Toshiba Rescues OCZ From Bankruptcy With $35M Buyout

Toshiba, the original developer of NAND and NOR flash, said it will incorporate OCZ's client base and enterprise solid-state drive business into its own.

Financially troubled solid-state storage maker OCZ Technology confirmed Dec. 2 that it is selling its assets to Toshiba for $35 million after announcing last week that it would file for bankruptcy.

Toshiba, the original developer of NAND and NOR flash back in the late 1980s, said it will be incorporating OCZ's client base and enterprise solid-state drive business into its own, and that the sale is expected to close in January.

OCZ's stock was selling for 16 cents on Dec. 3. The San Jose, Calif.-based company had received $13.1 million in debt funding three months ago.

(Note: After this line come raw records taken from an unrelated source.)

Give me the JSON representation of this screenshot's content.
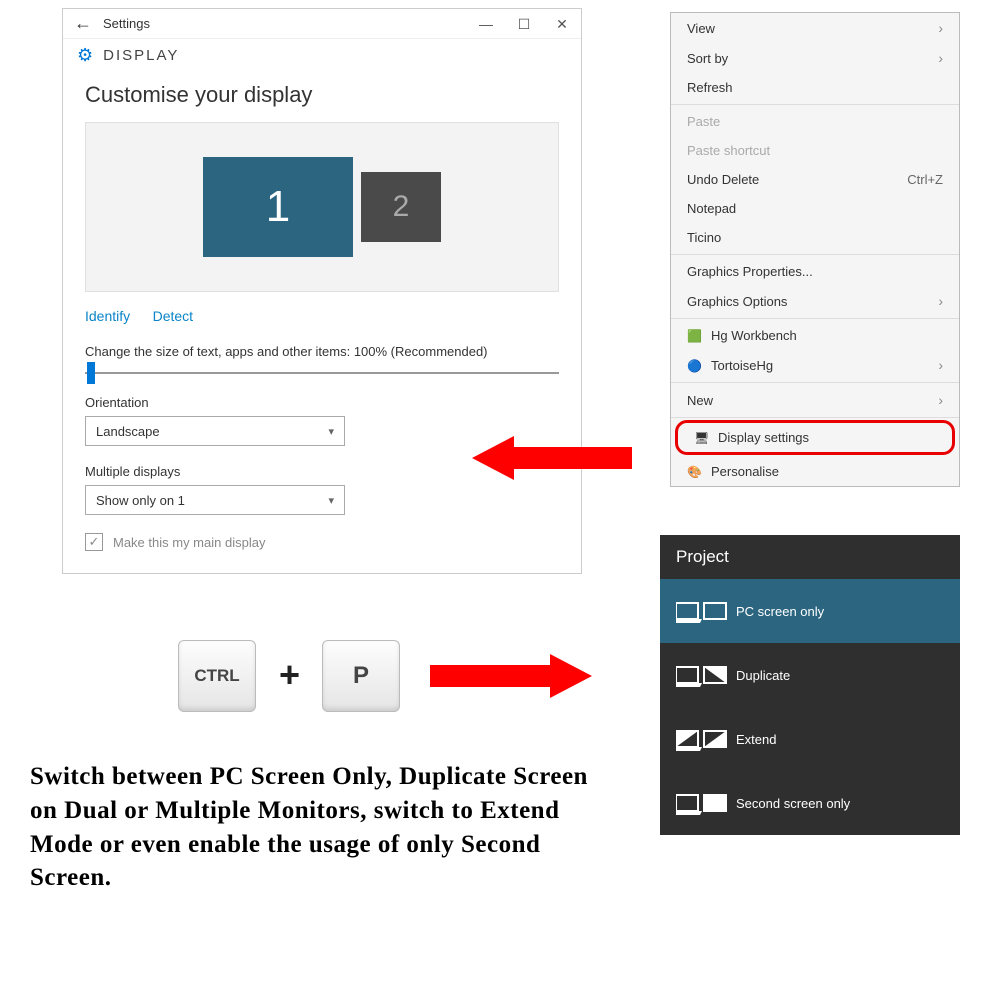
{
  "settings": {
    "window_title": "Settings",
    "header": "DISPLAY",
    "section_title": "Customise your display",
    "monitor1": "1",
    "monitor2": "2",
    "identify": "Identify",
    "detect": "Detect",
    "scale_label": "Change the size of text, apps and other items: 100% (Recommended)",
    "orientation_label": "Orientation",
    "orientation_value": "Landscape",
    "multiple_label": "Multiple displays",
    "multiple_value": "Show only on 1",
    "main_display": "Make this my main display"
  },
  "context_menu": {
    "view": "View",
    "sort": "Sort by",
    "refresh": "Refresh",
    "paste": "Paste",
    "paste_shortcut": "Paste shortcut",
    "undo": "Undo Delete",
    "undo_key": "Ctrl+Z",
    "notepad": "Notepad",
    "ticino": "Ticino",
    "gprops": "Graphics Properties...",
    "gopts": "Graphics Options",
    "hg": "Hg Workbench",
    "tortoise": "TortoiseHg",
    "new": "New",
    "display_settings": "Display settings",
    "personalise": "Personalise"
  },
  "keys": {
    "ctrl": "CTRL",
    "plus": "+",
    "p": "P"
  },
  "project": {
    "title": "Project",
    "pc_only": "PC screen only",
    "duplicate": "Duplicate",
    "extend": "Extend",
    "second_only": "Second screen only"
  },
  "caption": "Switch between PC Screen Only, Duplicate Screen on Dual or Multiple Monitors, switch to Extend Mode or even enable the usage of only Second Screen."
}
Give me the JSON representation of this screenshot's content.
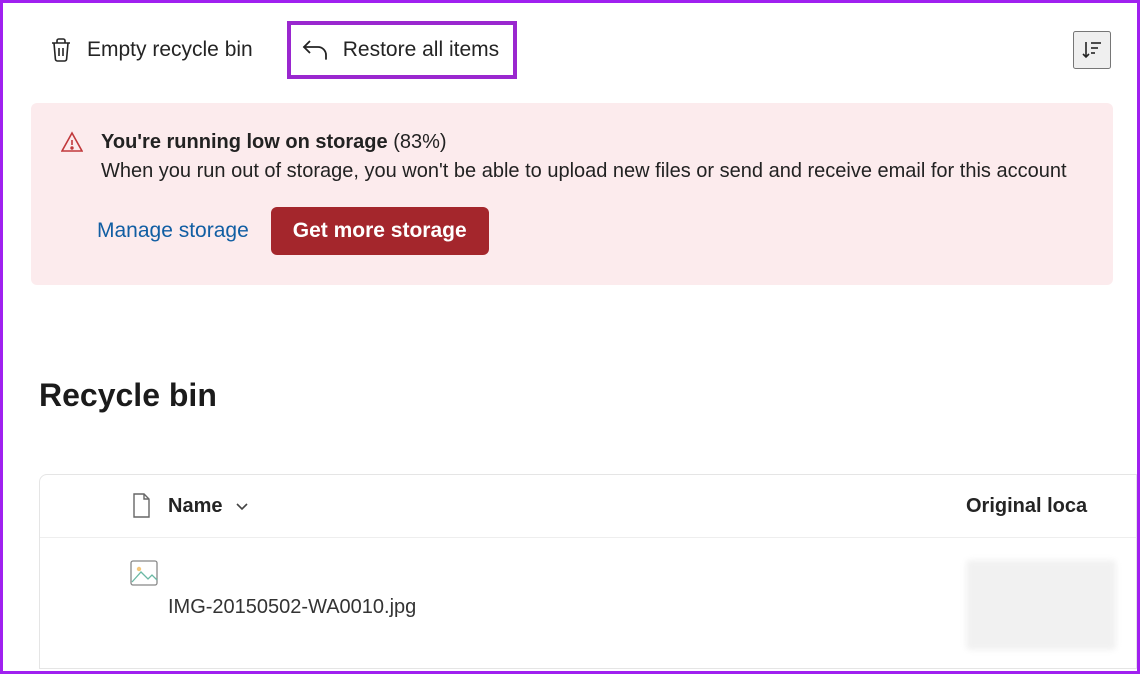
{
  "toolbar": {
    "empty_label": "Empty recycle bin",
    "restore_label": "Restore all items"
  },
  "banner": {
    "title_prefix": "You're running low on storage",
    "title_pct": "(83%)",
    "description": "When you run out of storage, you won't be able to upload new files or send and receive email for this account",
    "manage_label": "Manage storage",
    "get_more_label": "Get more storage"
  },
  "page": {
    "title": "Recycle bin"
  },
  "table": {
    "columns": {
      "name": "Name",
      "location": "Original loca"
    },
    "rows": [
      {
        "filename": "IMG-20150502-WA0010.jpg"
      }
    ]
  }
}
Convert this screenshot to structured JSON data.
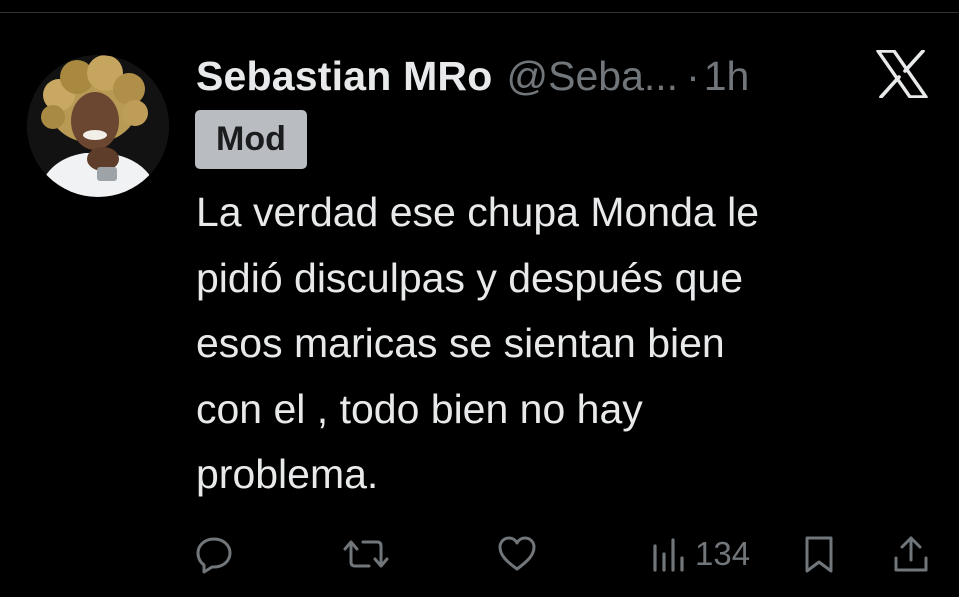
{
  "tweet": {
    "author_name": "Sebastian MRo",
    "author_handle": "@Seba...",
    "separator": "·",
    "timestamp": "1h",
    "badge": "Mod",
    "text": "La verdad ese chupa Monda le\npidió disculpas y después que\nesos maricas se sientan bien\ncon el , todo bien no hay\nproblema."
  },
  "actions": {
    "reply_icon": "reply-icon",
    "retweet_icon": "retweet-icon",
    "like_icon": "like-icon",
    "views_icon": "views-icon",
    "views_count": "134",
    "bookmark_icon": "bookmark-icon",
    "share_icon": "share-icon"
  },
  "colors": {
    "background": "#000000",
    "text_primary": "#e7e9ea",
    "text_secondary": "#71767b",
    "badge_background": "#b9bcc0",
    "divider": "#2f3336"
  }
}
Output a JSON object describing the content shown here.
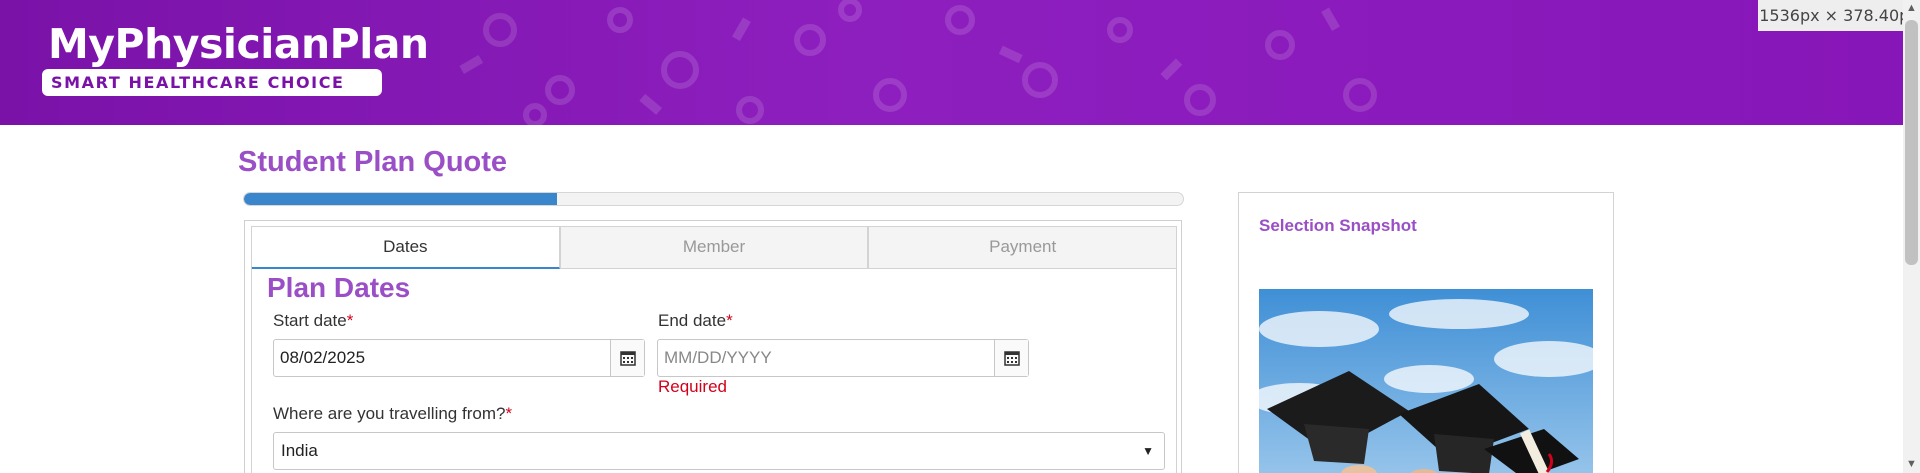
{
  "brand": {
    "name": "MyPhysicianPlan",
    "tagline": "SMART HEALTHCARE CHOICE"
  },
  "dimension_tooltip": "1536px × 378.40px",
  "page_title": "Student Plan Quote",
  "progress": {
    "fraction": 0.333
  },
  "tabs": [
    {
      "label": "Dates",
      "active": true
    },
    {
      "label": "Member",
      "active": false
    },
    {
      "label": "Payment",
      "active": false
    }
  ],
  "section_title": "Plan Dates",
  "form": {
    "start_date": {
      "label": "Start date",
      "required_mark": "*",
      "value": "08/02/2025"
    },
    "end_date": {
      "label": "End date",
      "required_mark": "*",
      "placeholder": "MM/DD/YYYY",
      "error": "Required"
    },
    "travel_from": {
      "label": "Where are you travelling from?",
      "required_mark": "*",
      "value": "India"
    }
  },
  "snapshot": {
    "title": "Selection Snapshot"
  },
  "icons": {
    "calendar": "calendar-icon",
    "dropdown": "chevron-down-icon",
    "graduation": "graduation-caps-image"
  },
  "colors": {
    "brand_purple": "#8e1fbf",
    "heading_purple": "#9a4fc6",
    "progress_blue": "#3a86cc",
    "error_red": "#d0021b"
  }
}
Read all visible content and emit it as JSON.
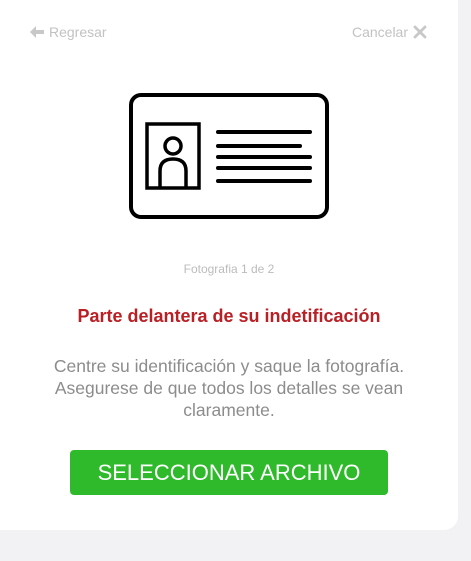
{
  "nav": {
    "back_label": "Regresar",
    "cancel_label": "Cancelar",
    "back_icon": "arrow-left-icon",
    "cancel_icon": "close-icon"
  },
  "illustration": {
    "icon": "id-card-icon"
  },
  "photo_counter": "Fotografia 1 de 2",
  "title": "Parte delantera de su indetificación",
  "instructions": "Centre su identificación y saque la fotografía. Asegurese de que todos los detalles se vean claramente.",
  "select_button_label": "SELECCIONAR ARCHIVO",
  "colors": {
    "accent_red": "#b82025",
    "button_green": "#2fba2c",
    "muted_text": "#8c8c8c",
    "nav_text": "#c2c2c2"
  }
}
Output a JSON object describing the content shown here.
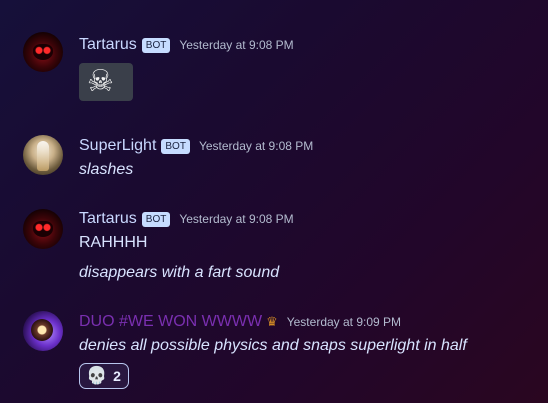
{
  "messages": [
    {
      "author": "Tartarus",
      "badge": "BOT",
      "timestamp": "Yesterday at 9:08 PM",
      "emoji": "☠"
    },
    {
      "author": "SuperLight",
      "badge": "BOT",
      "timestamp": "Yesterday at 9:08 PM",
      "lines": [
        "slashes"
      ]
    },
    {
      "author": "Tartarus",
      "badge": "BOT",
      "timestamp": "Yesterday at 9:08 PM",
      "lines": [
        "RAHHHH",
        "disappears with a fart sound"
      ]
    },
    {
      "author": "DUO #WE WON WWWW",
      "role_icon": "♛",
      "timestamp": "Yesterday at 9:09 PM",
      "lines": [
        "denies all possible physics and snaps superlight in half"
      ],
      "reaction": {
        "emoji": "💀",
        "count": "2"
      }
    }
  ],
  "colors": {
    "author_default": "#c9d8ff",
    "author_duo": "#7a2fb0",
    "bot_badge_bg": "#c6dcff",
    "timestamp": "#b3bbcf",
    "crown": "#d08a25"
  },
  "icons": {
    "emoji_tile": "skull-and-crossbones-icon",
    "reaction": "skull-icon",
    "role": "crown-icon"
  }
}
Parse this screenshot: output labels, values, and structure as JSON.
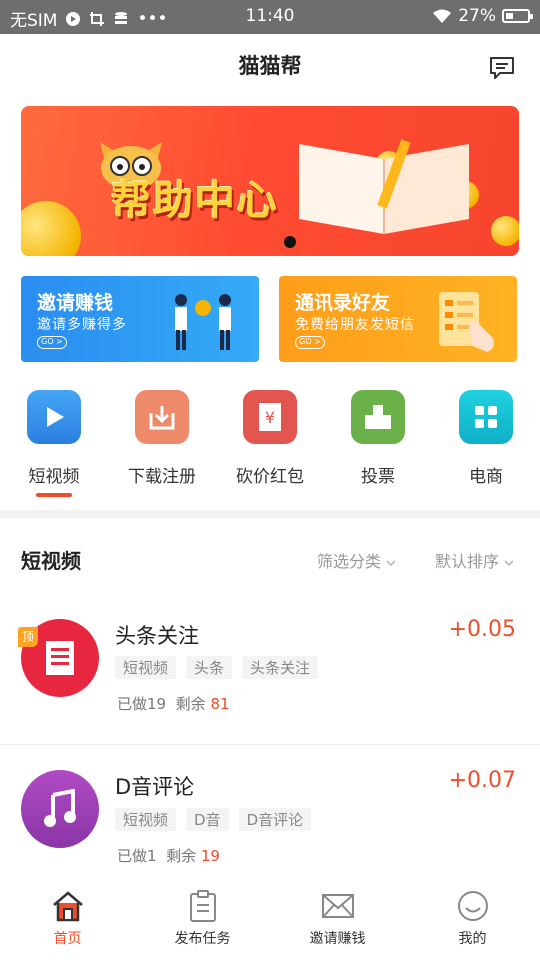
{
  "status_bar": {
    "carrier": "无SIM",
    "time": "11:40",
    "battery": "27%"
  },
  "header": {
    "title": "猫猫帮"
  },
  "banner": {
    "title": "帮助中心"
  },
  "promos": [
    {
      "title": "邀请赚钱",
      "subtitle": "邀请多赚得多",
      "go": "GO >"
    },
    {
      "title": "通讯录好友",
      "subtitle": "免费给朋友发短信",
      "go": "GO >"
    }
  ],
  "categories": [
    {
      "label": "短视频",
      "icon": "play-icon",
      "color": "#2f8ee8"
    },
    {
      "label": "下载注册",
      "icon": "download-icon",
      "color": "#ee8a6a"
    },
    {
      "label": "砍价红包",
      "icon": "red-envelope-icon",
      "color": "#e2564f"
    },
    {
      "label": "投票",
      "icon": "ballot-box-icon",
      "color": "#6bb14a"
    },
    {
      "label": "电商",
      "icon": "grid-icon",
      "color": "#13bfd5"
    }
  ],
  "section": {
    "title": "短视频",
    "filter_label": "筛选分类",
    "sort_label": "默认排序"
  },
  "tasks": [
    {
      "badge": "顶",
      "name": "头条关注",
      "price": "+0.05",
      "tags": [
        "短视频",
        "头条",
        "头条关注"
      ],
      "done_label": "已做19",
      "remain_label": "剩余",
      "remain_value": "81",
      "icon": "document-icon",
      "color": "#e8263f"
    },
    {
      "name": "D音评论",
      "price": "+0.07",
      "tags": [
        "短视频",
        "D音",
        "D音评论"
      ],
      "done_label": "已做1",
      "remain_label": "剩余",
      "remain_value": "19",
      "icon": "music-note-icon",
      "color": "#9b3fb0"
    }
  ],
  "tabbar": [
    {
      "label": "首页",
      "icon": "home-icon",
      "active": true
    },
    {
      "label": "发布任务",
      "icon": "clipboard-icon"
    },
    {
      "label": "邀请赚钱",
      "icon": "envelope-icon"
    },
    {
      "label": "我的",
      "icon": "smiley-icon"
    }
  ]
}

Its main products are its 2.5-inch Agility flash drives and the VeloDrive PCI-Express Solid-State Drive. Previously, OCZ flash drives for desktop and laptops, power supplies, cooling products, and peripherals.

Eleven-year-old OCZ had taken a total of $47 million in venture funding over the years and been losing more than $100 million a year for the past couple of years. It had only about $70 million in total assets left, storage analyst Howard Marks wrote in his blog.

As part of the deal, Toshiba said it will provide OCZ with the funding it needs to pay debts, buy additional NAND flash media and support existing customers during the transition. Toshiba did not say whether it will continue OCZ's service-level agreements with customers after the close of the deal.

Toshiba said it will retain most, if not all, of the OCZ employee base and take over all of its established brand and sales channels.

OCZ Chief Executive Ralph Schmidt said in a statement released by Toshiba that credit issues and problems with the supply of NAND flash were the causes for the company's financial downturn. He didn't mention the increasingly competitive solid-state drive market that includes huge international competitors such as No. 1 flash producer Samsung, WD, Seagate, SanDisk, Intel and several others.

Chris Preimesberger

Chris J. Preimesberger

Chris J. Preimesberger is Editor-in-Chief of eWEEK and responsible for all the publication's coverage. In his 13 years and more than 4,000 articles at eWEEK, he has distinguished himself in reporting...